Record excerpts:
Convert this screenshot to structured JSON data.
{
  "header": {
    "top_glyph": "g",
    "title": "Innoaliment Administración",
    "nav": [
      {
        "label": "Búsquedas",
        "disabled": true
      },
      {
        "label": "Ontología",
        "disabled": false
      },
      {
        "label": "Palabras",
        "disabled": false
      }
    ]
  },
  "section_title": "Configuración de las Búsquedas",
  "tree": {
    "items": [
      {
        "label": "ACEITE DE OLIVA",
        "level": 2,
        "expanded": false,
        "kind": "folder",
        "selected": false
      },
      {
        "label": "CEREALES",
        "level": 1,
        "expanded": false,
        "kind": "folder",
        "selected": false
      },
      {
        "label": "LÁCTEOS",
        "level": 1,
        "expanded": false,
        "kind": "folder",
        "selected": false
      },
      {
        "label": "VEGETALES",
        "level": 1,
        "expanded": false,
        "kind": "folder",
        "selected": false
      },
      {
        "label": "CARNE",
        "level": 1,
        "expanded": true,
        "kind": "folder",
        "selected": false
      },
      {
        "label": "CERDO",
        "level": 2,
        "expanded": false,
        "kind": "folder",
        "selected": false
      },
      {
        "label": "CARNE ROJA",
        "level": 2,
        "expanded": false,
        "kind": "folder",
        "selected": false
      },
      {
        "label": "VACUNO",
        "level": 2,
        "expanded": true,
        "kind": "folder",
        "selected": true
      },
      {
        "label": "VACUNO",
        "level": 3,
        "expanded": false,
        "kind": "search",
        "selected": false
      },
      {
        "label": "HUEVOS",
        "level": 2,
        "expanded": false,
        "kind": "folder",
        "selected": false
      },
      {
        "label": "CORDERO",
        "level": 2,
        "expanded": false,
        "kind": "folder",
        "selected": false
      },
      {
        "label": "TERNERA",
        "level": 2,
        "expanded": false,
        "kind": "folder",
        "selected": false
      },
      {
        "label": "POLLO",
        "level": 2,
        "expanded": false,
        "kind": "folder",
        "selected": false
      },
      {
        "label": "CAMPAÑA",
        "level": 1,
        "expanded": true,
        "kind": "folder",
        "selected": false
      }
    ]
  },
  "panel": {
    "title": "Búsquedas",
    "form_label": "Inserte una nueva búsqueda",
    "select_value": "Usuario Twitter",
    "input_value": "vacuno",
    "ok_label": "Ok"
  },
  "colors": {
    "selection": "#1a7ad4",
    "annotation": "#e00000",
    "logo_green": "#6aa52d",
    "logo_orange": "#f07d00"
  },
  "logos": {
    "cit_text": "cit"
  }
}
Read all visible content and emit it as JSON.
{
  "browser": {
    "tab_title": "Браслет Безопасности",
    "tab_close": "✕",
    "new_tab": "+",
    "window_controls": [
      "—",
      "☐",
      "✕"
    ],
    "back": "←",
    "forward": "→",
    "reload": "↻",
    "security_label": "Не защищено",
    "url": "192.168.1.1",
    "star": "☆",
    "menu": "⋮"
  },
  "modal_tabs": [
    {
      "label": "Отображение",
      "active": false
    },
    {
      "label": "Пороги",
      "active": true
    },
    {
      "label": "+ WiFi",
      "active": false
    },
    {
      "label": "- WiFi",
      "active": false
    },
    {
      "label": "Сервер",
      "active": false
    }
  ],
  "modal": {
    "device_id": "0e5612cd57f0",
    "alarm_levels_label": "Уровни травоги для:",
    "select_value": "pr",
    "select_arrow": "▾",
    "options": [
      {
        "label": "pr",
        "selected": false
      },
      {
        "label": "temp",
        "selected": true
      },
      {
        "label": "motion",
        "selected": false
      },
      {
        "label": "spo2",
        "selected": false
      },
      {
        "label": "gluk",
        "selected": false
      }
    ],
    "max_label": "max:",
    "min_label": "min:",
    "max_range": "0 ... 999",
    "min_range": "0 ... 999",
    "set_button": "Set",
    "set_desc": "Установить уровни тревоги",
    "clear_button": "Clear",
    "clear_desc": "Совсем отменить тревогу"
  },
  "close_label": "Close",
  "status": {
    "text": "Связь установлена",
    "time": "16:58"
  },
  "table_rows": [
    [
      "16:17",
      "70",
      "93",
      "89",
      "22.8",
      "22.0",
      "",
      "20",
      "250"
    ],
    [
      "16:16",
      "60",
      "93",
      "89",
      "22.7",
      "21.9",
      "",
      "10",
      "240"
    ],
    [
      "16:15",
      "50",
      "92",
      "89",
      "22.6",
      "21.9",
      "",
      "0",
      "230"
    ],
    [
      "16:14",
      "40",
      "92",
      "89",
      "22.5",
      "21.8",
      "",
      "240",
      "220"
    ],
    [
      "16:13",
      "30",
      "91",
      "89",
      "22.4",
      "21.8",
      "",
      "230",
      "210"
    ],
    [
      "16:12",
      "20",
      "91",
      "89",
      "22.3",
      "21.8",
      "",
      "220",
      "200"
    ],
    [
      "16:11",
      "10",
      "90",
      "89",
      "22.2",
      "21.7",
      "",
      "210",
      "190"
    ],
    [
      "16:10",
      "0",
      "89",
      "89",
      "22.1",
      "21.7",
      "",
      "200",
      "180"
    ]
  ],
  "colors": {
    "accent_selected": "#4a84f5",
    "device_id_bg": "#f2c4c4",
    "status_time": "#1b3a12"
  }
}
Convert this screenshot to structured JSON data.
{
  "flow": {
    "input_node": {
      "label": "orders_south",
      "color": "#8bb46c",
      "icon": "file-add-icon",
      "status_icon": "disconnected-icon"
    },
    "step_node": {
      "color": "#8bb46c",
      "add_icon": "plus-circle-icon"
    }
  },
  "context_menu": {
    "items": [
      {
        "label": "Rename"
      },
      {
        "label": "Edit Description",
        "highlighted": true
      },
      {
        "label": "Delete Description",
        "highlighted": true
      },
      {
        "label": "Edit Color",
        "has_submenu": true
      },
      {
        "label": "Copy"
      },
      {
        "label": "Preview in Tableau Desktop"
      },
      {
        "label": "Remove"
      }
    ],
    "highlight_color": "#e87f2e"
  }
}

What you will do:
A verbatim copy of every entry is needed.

Reply:
Convert this screenshot to structured JSON data.
{
  "header": {
    "top_glyph": "g",
    "title": "Innoaliment Administración",
    "nav": [
      {
        "label": "Búsquedas",
        "disabled": true
      },
      {
        "label": "Ontología",
        "disabled": false
      },
      {
        "label": "Palabras",
        "disabled": false
      }
    ]
  },
  "section_title": "Configuración de las Búsquedas",
  "tree": {
    "items": [
      {
        "label": "ACEITE DE OLIVA",
        "level": 2,
        "expanded": false,
        "kind": "folder",
        "selected": false
      },
      {
        "label": "CEREALES",
        "level": 1,
        "expanded": false,
        "kind": "folder",
        "selected": false
      },
      {
        "label": "LÁCTEOS",
        "level": 1,
        "expanded": false,
        "kind": "folder",
        "selected": false
      },
      {
        "label": "VEGETALES",
        "level": 1,
        "expanded": false,
        "kind": "folder",
        "selected": false
      },
      {
        "label": "CARNE",
        "level": 1,
        "expanded": true,
        "kind": "folder",
        "selected": false
      },
      {
        "label": "CERDO",
        "level": 2,
        "expanded": false,
        "kind": "folder",
        "selected": false
      },
      {
        "label": "CARNE ROJA",
        "level": 2,
        "expanded": false,
        "kind": "folder",
        "selected": false
      },
      {
        "label": "VACUNO",
        "level": 2,
        "expanded": true,
        "kind": "folder",
        "selected": true
      },
      {
        "label": "VACUNO",
        "level": 3,
        "expanded": false,
        "kind": "search",
        "selected": false
      },
      {
        "label": "HUEVOS",
        "level": 2,
        "expanded": false,
        "kind": "folder",
        "selected": false
      },
      {
        "label": "CORDERO",
        "level": 2,
        "expanded": false,
        "kind": "folder",
        "selected": false
      },
      {
        "label": "TERNERA",
        "level": 2,
        "expanded": false,
        "kind": "folder",
        "selected": false
      },
      {
        "label": "POLLO",
        "level": 2,
        "expanded": false,
        "kind": "folder",
        "selected": false
      },
      {
        "label": "CAMPAÑA",
        "level": 1,
        "expanded": true,
        "kind": "folder",
        "selected": false
      }
    ]
  },
  "panel": {
    "title": "Búsquedas",
    "form_label": "Inserte una nueva búsqueda",
    "select_value": "Usuario Twitter",
    "input_value": "vacuno",
    "ok_label": "Ok"
  },
  "colors": {
    "selection": "#1a7ad4",
    "annotation": "#e00000",
    "logo_green": "#6aa52d",
    "logo_orange": "#f07d00"
  },
  "logos": {
    "cit_text": "cit"
  }
}
Read all visible content and emit it as JSON.
{
  "browser": {
    "tab_title": "Браслет Безопасности",
    "tab_close": "✕",
    "new_tab": "+",
    "window_controls": [
      "—",
      "☐",
      "✕"
    ],
    "back": "←",
    "forward": "→",
    "reload": "↻",
    "security_label": "Не защищено",
    "url": "192.168.1.1",
    "star": "☆",
    "menu": "⋮"
  },
  "modal_tabs": [
    {
      "label": "Отображение",
      "active": false
    },
    {
      "label": "Пороги",
      "active": true
    },
    {
      "label": "+ WiFi",
      "active": false
    },
    {
      "label": "- WiFi",
      "active": false
    },
    {
      "label": "Сервер",
      "active": false
    }
  ],
  "modal": {
    "device_id": "0e5612cd57f0",
    "alarm_levels_label": "Уровни травоги для:",
    "select_value": "pr",
    "select_arrow": "▾",
    "options": [
      {
        "label": "pr",
        "selected": false
      },
      {
        "label": "temp",
        "selected": true
      },
      {
        "label": "motion",
        "selected": false
      },
      {
        "label": "spo2",
        "selected": false
      },
      {
        "label": "gluk",
        "selected": false
      }
    ],
    "max_label": "max:",
    "min_label": "min:",
    "max_range": "0 ... 999",
    "min_range": "0 ... 999",
    "set_button": "Set",
    "set_desc": "Установить уровни тревоги",
    "clear_button": "Clear",
    "clear_desc": "Совсем отменить тревогу"
  },
  "close_label": "Close",
  "status": {
    "text": "Связь установлена",
    "time": "16:58"
  },
  "table_rows": [
    [
      "16:17",
      "70",
      "93",
      "89",
      "22.8",
      "22.0",
      "",
      "20",
      "250"
    ],
    [
      "16:16",
      "60",
      "93",
      "89",
      "22.7",
      "21.9",
      "",
      "10",
      "240"
    ],
    [
      "16:15",
      "50",
      "92",
      "89",
      "22.6",
      "21.9",
      "",
      "0",
      "230"
    ],
    [
      "16:14",
      "40",
      "92",
      "89",
      "22.5",
      "21.8",
      "",
      "240",
      "220"
    ],
    [
      "16:13",
      "30",
      "91",
      "89",
      "22.4",
      "21.8",
      "",
      "230",
      "210"
    ],
    [
      "16:12",
      "20",
      "91",
      "89",
      "22.3",
      "21.8",
      "",
      "220",
      "200"
    ],
    [
      "16:11",
      "10",
      "90",
      "89",
      "22.2",
      "21.7",
      "",
      "210",
      "190"
    ],
    [
      "16:10",
      "0",
      "89",
      "89",
      "22.1",
      "21.7",
      "",
      "200",
      "180"
    ]
  ],
  "colors": {
    "accent_selected": "#4a84f5",
    "device_id_bg": "#f2c4c4",
    "status_time": "#1b3a12"
  }
}
Convert this screenshot to structured JSON data.
{
  "flow": {
    "input_node": {
      "label": "orders_south",
      "color": "#8bb46c",
      "icon": "file-add-icon",
      "status_icon": "disconnected-icon"
    },
    "step_node": {
      "color": "#8bb46c",
      "add_icon": "plus-circle-icon"
    }
  },
  "context_menu": {
    "items": [
      {
        "label": "Rename"
      },
      {
        "label": "Edit Description",
        "highlighted": true
      },
      {
        "label": "Delete Description",
        "highlighted": true
      },
      {
        "label": "Edit Color",
        "has_submenu": true
      },
      {
        "label": "Copy"
      },
      {
        "label": "Preview in Tableau Desktop"
      },
      {
        "label": "Remove"
      }
    ],
    "highlight_color": "#e87f2e"
  }
}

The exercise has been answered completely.